● TASK OBJECTIVE: Output an exact reproduction of the data.

● SUPPLIED DATA:

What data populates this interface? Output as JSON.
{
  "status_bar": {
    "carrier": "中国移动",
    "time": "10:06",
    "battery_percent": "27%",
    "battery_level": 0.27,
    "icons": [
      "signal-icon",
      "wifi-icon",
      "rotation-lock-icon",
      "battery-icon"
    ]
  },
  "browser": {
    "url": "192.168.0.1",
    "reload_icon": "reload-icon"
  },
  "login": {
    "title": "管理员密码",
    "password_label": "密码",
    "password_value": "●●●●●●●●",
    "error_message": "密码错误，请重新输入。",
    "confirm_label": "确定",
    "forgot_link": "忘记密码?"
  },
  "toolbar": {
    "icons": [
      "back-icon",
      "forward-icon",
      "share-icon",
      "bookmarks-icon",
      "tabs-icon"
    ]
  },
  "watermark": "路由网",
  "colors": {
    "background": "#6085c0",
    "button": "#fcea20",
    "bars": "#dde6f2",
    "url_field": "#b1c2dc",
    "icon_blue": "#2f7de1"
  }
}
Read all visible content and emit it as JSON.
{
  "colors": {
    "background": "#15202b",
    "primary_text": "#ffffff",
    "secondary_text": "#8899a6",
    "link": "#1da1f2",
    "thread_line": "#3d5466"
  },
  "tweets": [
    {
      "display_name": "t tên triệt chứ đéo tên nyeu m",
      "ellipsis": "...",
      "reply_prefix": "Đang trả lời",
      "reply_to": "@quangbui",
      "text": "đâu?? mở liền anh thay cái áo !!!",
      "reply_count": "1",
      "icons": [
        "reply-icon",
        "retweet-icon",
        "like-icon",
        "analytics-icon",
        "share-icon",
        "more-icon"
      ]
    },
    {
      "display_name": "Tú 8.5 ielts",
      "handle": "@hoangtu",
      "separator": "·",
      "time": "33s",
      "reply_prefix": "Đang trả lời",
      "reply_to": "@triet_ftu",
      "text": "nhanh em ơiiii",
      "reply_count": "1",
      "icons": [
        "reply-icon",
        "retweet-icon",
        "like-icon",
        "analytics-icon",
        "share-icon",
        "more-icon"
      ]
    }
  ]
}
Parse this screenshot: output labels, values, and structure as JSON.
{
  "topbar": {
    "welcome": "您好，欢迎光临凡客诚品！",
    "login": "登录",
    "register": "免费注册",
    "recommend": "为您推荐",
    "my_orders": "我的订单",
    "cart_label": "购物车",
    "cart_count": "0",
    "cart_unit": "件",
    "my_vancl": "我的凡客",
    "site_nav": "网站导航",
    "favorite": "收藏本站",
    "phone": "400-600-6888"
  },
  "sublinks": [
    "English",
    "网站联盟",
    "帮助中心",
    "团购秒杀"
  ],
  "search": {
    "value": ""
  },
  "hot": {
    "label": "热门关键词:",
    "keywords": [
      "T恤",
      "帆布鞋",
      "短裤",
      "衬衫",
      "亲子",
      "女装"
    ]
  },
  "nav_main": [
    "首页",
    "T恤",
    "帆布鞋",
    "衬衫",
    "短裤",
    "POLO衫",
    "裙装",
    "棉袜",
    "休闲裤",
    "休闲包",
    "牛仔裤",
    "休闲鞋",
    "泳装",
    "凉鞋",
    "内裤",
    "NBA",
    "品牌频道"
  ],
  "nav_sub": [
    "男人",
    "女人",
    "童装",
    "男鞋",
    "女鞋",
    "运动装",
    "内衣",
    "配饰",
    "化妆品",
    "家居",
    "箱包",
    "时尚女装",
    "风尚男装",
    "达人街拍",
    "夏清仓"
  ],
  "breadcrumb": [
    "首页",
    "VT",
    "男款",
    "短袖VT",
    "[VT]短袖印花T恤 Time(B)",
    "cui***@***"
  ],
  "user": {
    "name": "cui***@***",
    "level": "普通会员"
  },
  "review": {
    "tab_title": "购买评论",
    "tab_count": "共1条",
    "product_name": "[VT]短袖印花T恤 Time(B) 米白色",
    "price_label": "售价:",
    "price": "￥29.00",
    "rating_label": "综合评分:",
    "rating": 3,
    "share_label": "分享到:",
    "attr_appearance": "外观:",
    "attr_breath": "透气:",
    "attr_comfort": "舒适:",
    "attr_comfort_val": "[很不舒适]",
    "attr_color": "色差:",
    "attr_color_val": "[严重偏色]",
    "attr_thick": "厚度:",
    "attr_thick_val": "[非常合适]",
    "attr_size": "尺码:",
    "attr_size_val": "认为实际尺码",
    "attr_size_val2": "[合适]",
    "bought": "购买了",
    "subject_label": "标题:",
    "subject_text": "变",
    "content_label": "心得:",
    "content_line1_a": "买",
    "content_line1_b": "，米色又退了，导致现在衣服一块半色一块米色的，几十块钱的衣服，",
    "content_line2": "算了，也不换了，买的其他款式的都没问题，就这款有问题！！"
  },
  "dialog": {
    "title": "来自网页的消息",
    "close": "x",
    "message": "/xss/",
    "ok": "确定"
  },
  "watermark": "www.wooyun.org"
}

● COMPLETED TASK:
What data populates this interface? Output as JSON.
{
  "status_bar": {
    "carrier": "中国移动",
    "time": "10:06",
    "battery_percent": "27%",
    "battery_level": 0.27,
    "icons": [
      "signal-icon",
      "wifi-icon",
      "rotation-lock-icon",
      "battery-icon"
    ]
  },
  "browser": {
    "url": "192.168.0.1",
    "reload_icon": "reload-icon"
  },
  "login": {
    "title": "管理员密码",
    "password_label": "密码",
    "password_value": "●●●●●●●●",
    "error_message": "密码错误，请重新输入。",
    "confirm_label": "确定",
    "forgot_link": "忘记密码?"
  },
  "toolbar": {
    "icons": [
      "back-icon",
      "forward-icon",
      "share-icon",
      "bookmarks-icon",
      "tabs-icon"
    ]
  },
  "watermark": "路由网",
  "colors": {
    "background": "#6085c0",
    "button": "#fcea20",
    "bars": "#dde6f2",
    "url_field": "#b1c2dc",
    "icon_blue": "#2f7de1"
  }
}
Read all visible content and emit it as JSON.
{
  "colors": {
    "background": "#15202b",
    "primary_text": "#ffffff",
    "secondary_text": "#8899a6",
    "link": "#1da1f2",
    "thread_line": "#3d5466"
  },
  "tweets": [
    {
      "display_name": "t tên triệt chứ đéo tên nyeu m",
      "ellipsis": "...",
      "reply_prefix": "Đang trả lời",
      "reply_to": "@quangbui",
      "text": "đâu?? mở liền anh thay cái áo !!!",
      "reply_count": "1",
      "icons": [
        "reply-icon",
        "retweet-icon",
        "like-icon",
        "analytics-icon",
        "share-icon",
        "more-icon"
      ]
    },
    {
      "display_name": "Tú 8.5 ielts",
      "handle": "@hoangtu",
      "separator": "·",
      "time": "33s",
      "reply_prefix": "Đang trả lời",
      "reply_to": "@triet_ftu",
      "text": "nhanh em ơiiii",
      "reply_count": "1",
      "icons": [
        "reply-icon",
        "retweet-icon",
        "like-icon",
        "analytics-icon",
        "share-icon",
        "more-icon"
      ]
    }
  ]
}
Parse this screenshot: output labels, values, and structure as JSON.
{
  "topbar": {
    "welcome": "您好，欢迎光临凡客诚品！",
    "login": "登录",
    "register": "免费注册",
    "recommend": "为您推荐",
    "my_orders": "我的订单",
    "cart_label": "购物车",
    "cart_count": "0",
    "cart_unit": "件",
    "my_vancl": "我的凡客",
    "site_nav": "网站导航",
    "favorite": "收藏本站",
    "phone": "400-600-6888"
  },
  "sublinks": [
    "English",
    "网站联盟",
    "帮助中心",
    "团购秒杀"
  ],
  "search": {
    "value": ""
  },
  "hot": {
    "label": "热门关键词:",
    "keywords": [
      "T恤",
      "帆布鞋",
      "短裤",
      "衬衫",
      "亲子",
      "女装"
    ]
  },
  "nav_main": [
    "首页",
    "T恤",
    "帆布鞋",
    "衬衫",
    "短裤",
    "POLO衫",
    "裙装",
    "棉袜",
    "休闲裤",
    "休闲包",
    "牛仔裤",
    "休闲鞋",
    "泳装",
    "凉鞋",
    "内裤",
    "NBA",
    "品牌频道"
  ],
  "nav_sub": [
    "男人",
    "女人",
    "童装",
    "男鞋",
    "女鞋",
    "运动装",
    "内衣",
    "配饰",
    "化妆品",
    "家居",
    "箱包",
    "时尚女装",
    "风尚男装",
    "达人街拍",
    "夏清仓"
  ],
  "breadcrumb": [
    "首页",
    "VT",
    "男款",
    "短袖VT",
    "[VT]短袖印花T恤 Time(B)",
    "cui***@***"
  ],
  "user": {
    "name": "cui***@***",
    "level": "普通会员"
  },
  "review": {
    "tab_title": "购买评论",
    "tab_count": "共1条",
    "product_name": "[VT]短袖印花T恤 Time(B) 米白色",
    "price_label": "售价:",
    "price": "￥29.00",
    "rating_label": "综合评分:",
    "rating": 3,
    "share_label": "分享到:",
    "attr_appearance": "外观:",
    "attr_breath": "透气:",
    "attr_comfort": "舒适:",
    "attr_comfort_val": "[很不舒适]",
    "attr_color": "色差:",
    "attr_color_val": "[严重偏色]",
    "attr_thick": "厚度:",
    "attr_thick_val": "[非常合适]",
    "attr_size": "尺码:",
    "attr_size_val": "认为实际尺码",
    "attr_size_val2": "[合适]",
    "bought": "购买了",
    "subject_label": "标题:",
    "subject_text": "变",
    "content_label": "心得:",
    "content_line1_a": "买",
    "content_line1_b": "，米色又退了，导致现在衣服一块半色一块米色的，几十块钱的衣服，",
    "content_line2": "算了，也不换了，买的其他款式的都没问题，就这款有问题！！"
  },
  "dialog": {
    "title": "来自网页的消息",
    "close": "x",
    "message": "/xss/",
    "ok": "确定"
  },
  "watermark": "www.wooyun.org"
}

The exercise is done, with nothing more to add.